(Stored entries)

────────────────

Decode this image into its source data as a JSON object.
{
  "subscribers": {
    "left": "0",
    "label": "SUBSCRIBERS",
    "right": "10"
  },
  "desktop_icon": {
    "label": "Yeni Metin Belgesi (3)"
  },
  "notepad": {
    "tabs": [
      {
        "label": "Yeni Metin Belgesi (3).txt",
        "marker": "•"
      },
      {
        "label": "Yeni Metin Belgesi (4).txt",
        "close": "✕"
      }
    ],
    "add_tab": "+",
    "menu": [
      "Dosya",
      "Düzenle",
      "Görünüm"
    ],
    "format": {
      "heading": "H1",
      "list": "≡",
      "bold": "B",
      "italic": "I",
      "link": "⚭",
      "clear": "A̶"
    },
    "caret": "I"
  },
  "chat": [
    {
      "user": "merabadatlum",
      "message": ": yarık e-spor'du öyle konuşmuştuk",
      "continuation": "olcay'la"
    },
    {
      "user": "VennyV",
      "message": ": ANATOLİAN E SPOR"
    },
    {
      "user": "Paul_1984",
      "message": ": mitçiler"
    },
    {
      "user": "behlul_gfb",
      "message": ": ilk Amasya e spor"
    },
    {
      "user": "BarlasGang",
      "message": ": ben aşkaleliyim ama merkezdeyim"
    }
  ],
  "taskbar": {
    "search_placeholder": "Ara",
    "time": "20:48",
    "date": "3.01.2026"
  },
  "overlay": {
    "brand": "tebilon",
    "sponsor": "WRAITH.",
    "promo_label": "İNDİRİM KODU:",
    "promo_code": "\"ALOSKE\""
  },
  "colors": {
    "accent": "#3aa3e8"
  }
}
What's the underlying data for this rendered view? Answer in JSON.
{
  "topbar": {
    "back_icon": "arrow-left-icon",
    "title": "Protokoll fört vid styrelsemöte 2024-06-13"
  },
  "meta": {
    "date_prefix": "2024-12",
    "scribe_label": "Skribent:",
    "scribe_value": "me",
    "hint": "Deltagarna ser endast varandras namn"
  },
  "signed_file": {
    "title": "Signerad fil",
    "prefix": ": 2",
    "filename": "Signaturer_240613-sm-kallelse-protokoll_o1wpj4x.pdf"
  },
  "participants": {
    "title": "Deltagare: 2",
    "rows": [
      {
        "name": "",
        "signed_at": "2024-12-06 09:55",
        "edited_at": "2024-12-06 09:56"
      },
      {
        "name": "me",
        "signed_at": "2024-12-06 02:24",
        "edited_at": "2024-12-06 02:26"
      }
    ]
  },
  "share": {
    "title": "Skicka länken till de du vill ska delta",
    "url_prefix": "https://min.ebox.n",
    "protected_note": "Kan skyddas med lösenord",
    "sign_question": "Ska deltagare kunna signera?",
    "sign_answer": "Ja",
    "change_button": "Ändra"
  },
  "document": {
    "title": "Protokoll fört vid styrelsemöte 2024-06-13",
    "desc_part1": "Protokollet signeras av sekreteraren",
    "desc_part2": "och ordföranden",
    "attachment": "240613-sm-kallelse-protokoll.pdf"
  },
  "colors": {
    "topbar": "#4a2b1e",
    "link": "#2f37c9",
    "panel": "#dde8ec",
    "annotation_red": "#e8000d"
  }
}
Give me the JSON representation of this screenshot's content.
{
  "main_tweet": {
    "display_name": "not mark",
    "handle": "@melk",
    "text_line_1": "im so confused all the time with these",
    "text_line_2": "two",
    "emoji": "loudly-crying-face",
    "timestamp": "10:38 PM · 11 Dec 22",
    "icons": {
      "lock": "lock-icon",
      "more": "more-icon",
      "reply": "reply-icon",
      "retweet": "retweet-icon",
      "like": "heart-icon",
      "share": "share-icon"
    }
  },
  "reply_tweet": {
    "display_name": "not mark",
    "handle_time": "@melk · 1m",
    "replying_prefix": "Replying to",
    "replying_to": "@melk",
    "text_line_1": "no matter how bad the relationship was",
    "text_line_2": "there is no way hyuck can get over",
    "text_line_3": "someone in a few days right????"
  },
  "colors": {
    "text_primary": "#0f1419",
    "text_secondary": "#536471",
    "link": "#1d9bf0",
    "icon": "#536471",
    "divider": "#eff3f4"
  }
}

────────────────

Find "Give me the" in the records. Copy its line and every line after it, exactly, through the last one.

Give me the JSON representation of this screenshot's content.
{
  "main_tweet": {
    "display_name": "not mark",
    "handle": "@melk",
    "text_line_1": "im so confused all the time with these",
    "text_line_2": "two",
    "emoji": "loudly-crying-face",
    "timestamp": "10:38 PM · 11 Dec 22",
    "icons": {
      "lock": "lock-icon",
      "more": "more-icon",
      "reply": "reply-icon",
      "retweet": "retweet-icon",
      "like": "heart-icon",
      "share": "share-icon"
    }
  },
  "reply_tweet": {
    "display_name": "not mark",
    "handle_time": "@melk · 1m",
    "replying_prefix": "Replying to",
    "replying_to": "@melk",
    "text_line_1": "no matter how bad the relationship was",
    "text_line_2": "there is no way hyuck can get over",
    "text_line_3": "someone in a few days right????"
  },
  "colors": {
    "text_primary": "#0f1419",
    "text_secondary": "#536471",
    "link": "#1d9bf0",
    "icon": "#536471",
    "divider": "#eff3f4"
  }
}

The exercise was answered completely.